MHealth technology is moving too quickly for regulatory bodies to keep up, according to panelists at the ACRP 2016 Meeting & Expo in Atlanta today.

Adoption has been slow in part because consent issues remain fuzzy, said Phillip Coran, Senior Director Quality and Regulatory Affairs at Medidata Solutions.

“We’re still at a pretty early stage of usage in clinical trials,” Coran told attendees. Across the board, the clinical trial industry remains hesitant to fully embrace mHealth usage despite its many benefits in terms of subject acquisition and utility.

There are 194 interventional trials in progress relying in some way on mHealth tools, according to data retrieved from clinicaltrials.gov in February, Coran noted.

Consent is always a big issue, as demonstrated by the fact that FDA issued findings to 42% of investigators audited. Inadequate informed consent was a top finding — including use of an incorrect version of the consent form. The vast majority of these trials do not include mHealth components. However, there is no reason to expect different findings for trials that do use them down the line, experts generally agree.

From the sponsor perspective, Eli Lilly Global Informed Consent Form Process Owner Jennifer Lentz is looking for “continued development” in four key areas:

  • Validation/qualification for use in trials,
  • Legal/regulatory guidance on the use of mHealth solutions,
  • Scientific and technical challenges related to use of mHealth solutions, and
  • Feedback from sites and patients regarding the usability of mHealth solutions.

From a regulatory perspective, FDA is focusing on the functionality of an mHealth device when determining whether or not it has oversight authority, Coran pointed out.
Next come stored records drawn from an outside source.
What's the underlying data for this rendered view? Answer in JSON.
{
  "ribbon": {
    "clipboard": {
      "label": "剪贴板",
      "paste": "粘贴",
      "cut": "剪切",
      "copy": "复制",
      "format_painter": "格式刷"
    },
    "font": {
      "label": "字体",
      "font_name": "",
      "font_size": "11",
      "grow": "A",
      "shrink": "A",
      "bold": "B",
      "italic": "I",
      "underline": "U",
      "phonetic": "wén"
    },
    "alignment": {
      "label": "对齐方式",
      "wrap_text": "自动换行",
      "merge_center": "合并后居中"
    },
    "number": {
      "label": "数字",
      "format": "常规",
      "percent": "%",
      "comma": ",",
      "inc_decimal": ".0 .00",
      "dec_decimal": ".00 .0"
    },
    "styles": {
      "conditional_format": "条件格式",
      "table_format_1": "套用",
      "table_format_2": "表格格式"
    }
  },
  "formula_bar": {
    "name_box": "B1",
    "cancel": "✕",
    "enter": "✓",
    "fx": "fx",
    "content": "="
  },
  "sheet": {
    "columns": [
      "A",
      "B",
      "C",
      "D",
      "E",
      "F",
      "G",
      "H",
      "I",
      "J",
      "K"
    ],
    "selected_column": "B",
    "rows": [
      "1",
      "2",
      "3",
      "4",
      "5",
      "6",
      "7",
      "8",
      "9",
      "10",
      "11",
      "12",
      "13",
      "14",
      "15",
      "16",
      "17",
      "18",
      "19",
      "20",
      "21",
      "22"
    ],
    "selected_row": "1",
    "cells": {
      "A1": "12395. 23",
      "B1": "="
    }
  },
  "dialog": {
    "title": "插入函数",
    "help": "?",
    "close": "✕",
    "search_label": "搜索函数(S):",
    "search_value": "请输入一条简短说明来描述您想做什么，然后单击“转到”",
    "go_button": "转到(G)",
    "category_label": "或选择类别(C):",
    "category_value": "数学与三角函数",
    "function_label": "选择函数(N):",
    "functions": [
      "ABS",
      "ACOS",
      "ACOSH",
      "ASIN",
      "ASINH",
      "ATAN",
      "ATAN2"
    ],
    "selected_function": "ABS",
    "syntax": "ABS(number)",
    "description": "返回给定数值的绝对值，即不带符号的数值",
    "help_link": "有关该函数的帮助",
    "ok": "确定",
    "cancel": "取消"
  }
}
Broadly speaking, the agency will focus its regulatory flashlight on three categories:

  • Apps that transform a mobile platform by using a mobile platform’s built-in features, such as light, vibrations or camera, to perform a medical device function,
  • Apps that connect an existing device type for purposes of controlling its operation, function, or energy source to control the operation or function of an implantable or body worn medical device, or
  • Apps that are used in active patient monitoring or analyzing patient-specific medical device data from a connected device.